***** Record extracts

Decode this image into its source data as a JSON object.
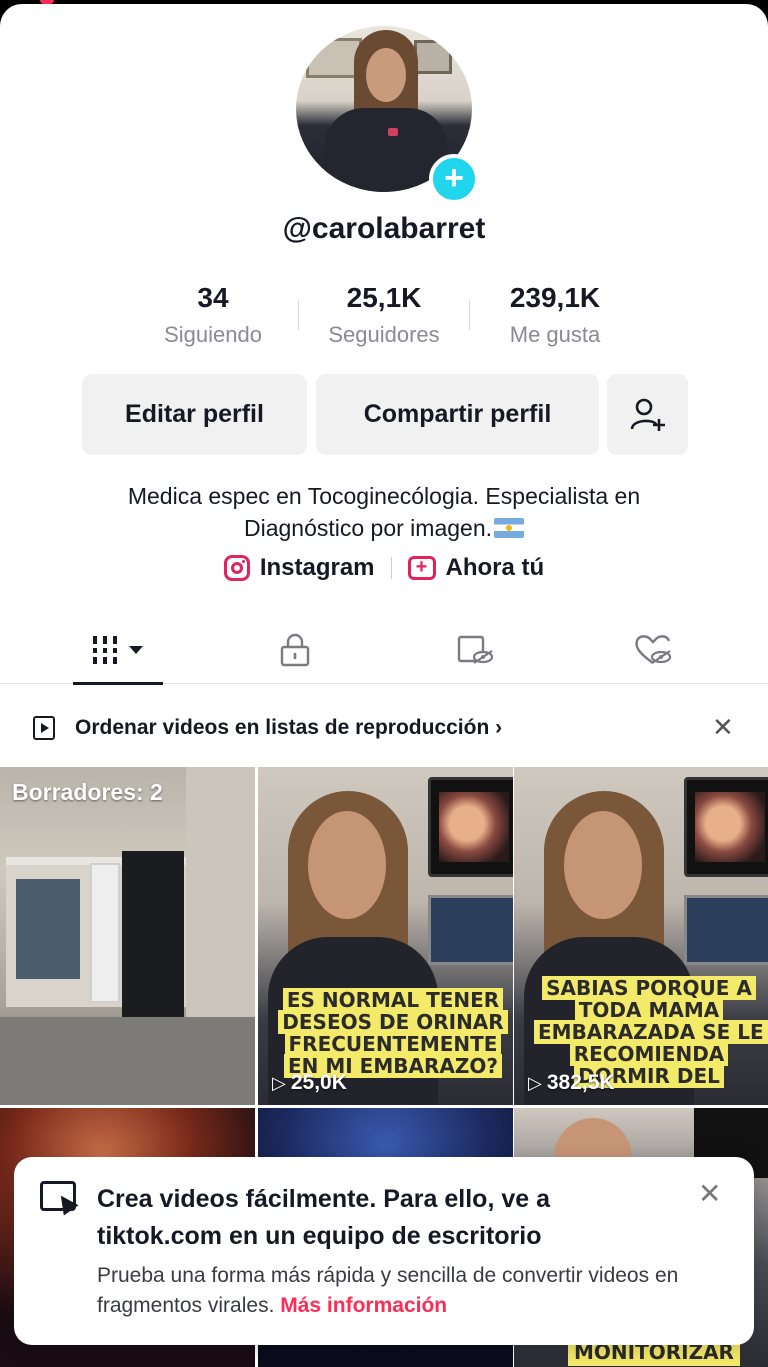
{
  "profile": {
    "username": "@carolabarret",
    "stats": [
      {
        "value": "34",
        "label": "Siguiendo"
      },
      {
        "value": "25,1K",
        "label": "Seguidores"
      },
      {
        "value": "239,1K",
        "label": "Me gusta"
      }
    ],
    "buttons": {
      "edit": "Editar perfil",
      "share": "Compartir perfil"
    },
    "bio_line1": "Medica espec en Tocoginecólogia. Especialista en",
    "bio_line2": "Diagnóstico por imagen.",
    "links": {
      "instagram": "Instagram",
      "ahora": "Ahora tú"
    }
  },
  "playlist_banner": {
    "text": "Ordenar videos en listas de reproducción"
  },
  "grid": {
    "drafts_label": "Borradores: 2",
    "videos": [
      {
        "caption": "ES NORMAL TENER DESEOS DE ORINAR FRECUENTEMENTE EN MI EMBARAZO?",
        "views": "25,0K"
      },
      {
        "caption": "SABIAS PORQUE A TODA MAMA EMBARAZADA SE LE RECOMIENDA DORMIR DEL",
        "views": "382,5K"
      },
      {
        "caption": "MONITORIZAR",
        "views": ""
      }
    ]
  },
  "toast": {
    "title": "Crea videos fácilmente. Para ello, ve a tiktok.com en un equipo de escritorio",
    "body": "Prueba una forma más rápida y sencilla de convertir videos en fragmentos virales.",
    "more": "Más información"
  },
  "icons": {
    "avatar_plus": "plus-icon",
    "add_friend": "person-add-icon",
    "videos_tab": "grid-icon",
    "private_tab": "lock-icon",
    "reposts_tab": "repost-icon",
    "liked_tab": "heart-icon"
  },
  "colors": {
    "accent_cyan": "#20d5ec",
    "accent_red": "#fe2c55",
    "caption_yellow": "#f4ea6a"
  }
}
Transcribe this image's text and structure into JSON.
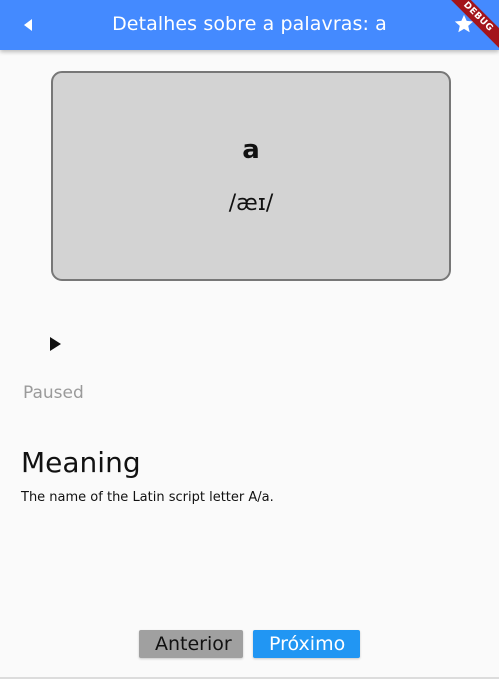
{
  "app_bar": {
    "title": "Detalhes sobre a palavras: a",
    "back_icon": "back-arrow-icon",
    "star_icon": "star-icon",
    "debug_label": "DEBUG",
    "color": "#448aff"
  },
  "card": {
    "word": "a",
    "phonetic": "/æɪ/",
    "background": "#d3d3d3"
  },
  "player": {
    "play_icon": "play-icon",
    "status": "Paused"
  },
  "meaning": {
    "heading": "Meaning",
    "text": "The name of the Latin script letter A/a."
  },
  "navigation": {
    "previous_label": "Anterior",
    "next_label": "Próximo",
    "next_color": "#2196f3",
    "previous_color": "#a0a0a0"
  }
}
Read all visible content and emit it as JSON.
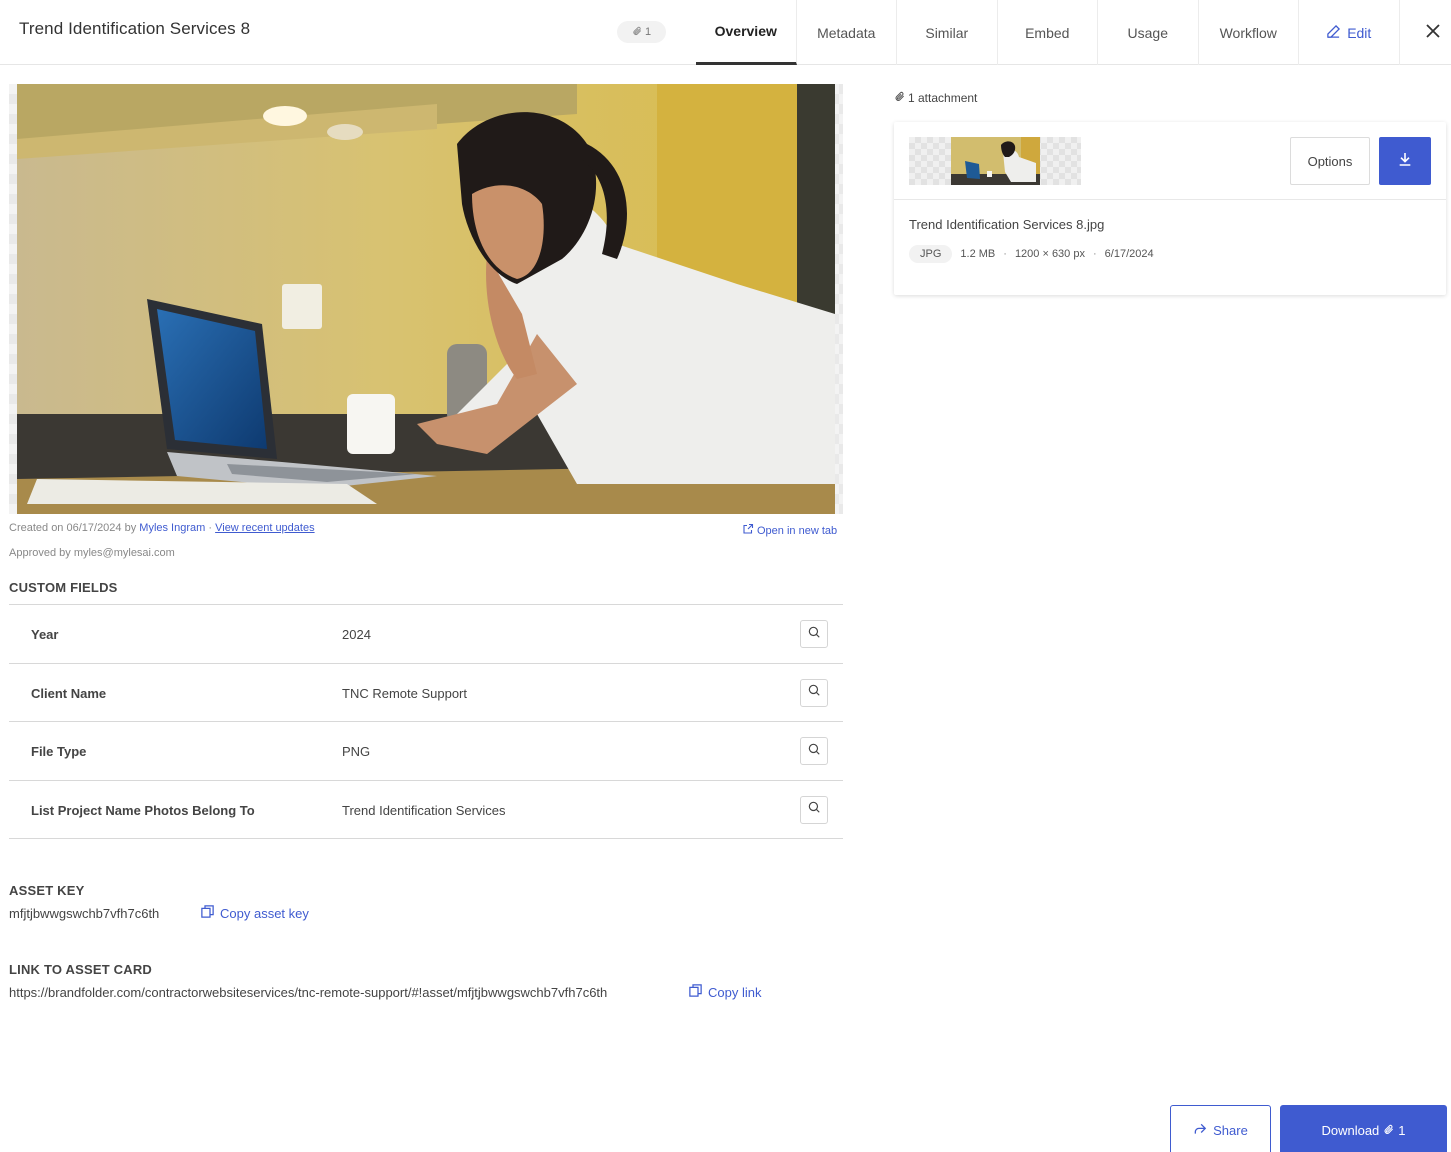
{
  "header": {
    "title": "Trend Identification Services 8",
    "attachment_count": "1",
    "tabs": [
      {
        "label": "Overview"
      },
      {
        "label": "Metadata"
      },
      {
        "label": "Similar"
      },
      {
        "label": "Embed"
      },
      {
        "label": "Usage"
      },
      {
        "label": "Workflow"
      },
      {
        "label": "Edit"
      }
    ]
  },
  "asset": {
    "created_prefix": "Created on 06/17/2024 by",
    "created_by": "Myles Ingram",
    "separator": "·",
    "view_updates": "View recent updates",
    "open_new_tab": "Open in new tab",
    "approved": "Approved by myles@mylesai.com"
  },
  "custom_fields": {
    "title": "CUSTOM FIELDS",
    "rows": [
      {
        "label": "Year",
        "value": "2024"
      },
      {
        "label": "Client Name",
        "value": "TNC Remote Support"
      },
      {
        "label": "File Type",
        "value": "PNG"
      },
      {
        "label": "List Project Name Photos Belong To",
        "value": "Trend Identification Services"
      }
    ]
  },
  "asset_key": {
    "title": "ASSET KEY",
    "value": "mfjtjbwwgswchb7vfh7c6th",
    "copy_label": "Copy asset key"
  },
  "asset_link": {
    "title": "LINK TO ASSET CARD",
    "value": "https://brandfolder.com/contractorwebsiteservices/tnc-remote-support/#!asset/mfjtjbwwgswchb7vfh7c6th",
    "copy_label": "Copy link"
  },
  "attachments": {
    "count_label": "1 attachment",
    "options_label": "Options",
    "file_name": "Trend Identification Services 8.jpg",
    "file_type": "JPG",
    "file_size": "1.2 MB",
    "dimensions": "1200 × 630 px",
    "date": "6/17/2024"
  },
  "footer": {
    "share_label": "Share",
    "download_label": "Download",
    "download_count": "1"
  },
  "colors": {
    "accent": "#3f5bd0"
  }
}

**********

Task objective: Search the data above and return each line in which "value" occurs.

Solution to this task:
        "value": "34",
        "value": "25,1K",
        "value": "239,1K",
        "value": "2024"
        "value": "TNC Remote Support"
        "value": "PNG"
        "value": "Trend Identification Services"
    "value": "mfjtjbwwgswchb7vfh7c6th",
    "value": "https://brandfolder.com/contractorwebsiteservices/tnc-remote-support/#!asset/mfjtjbwwgswchb7vfh7c6th",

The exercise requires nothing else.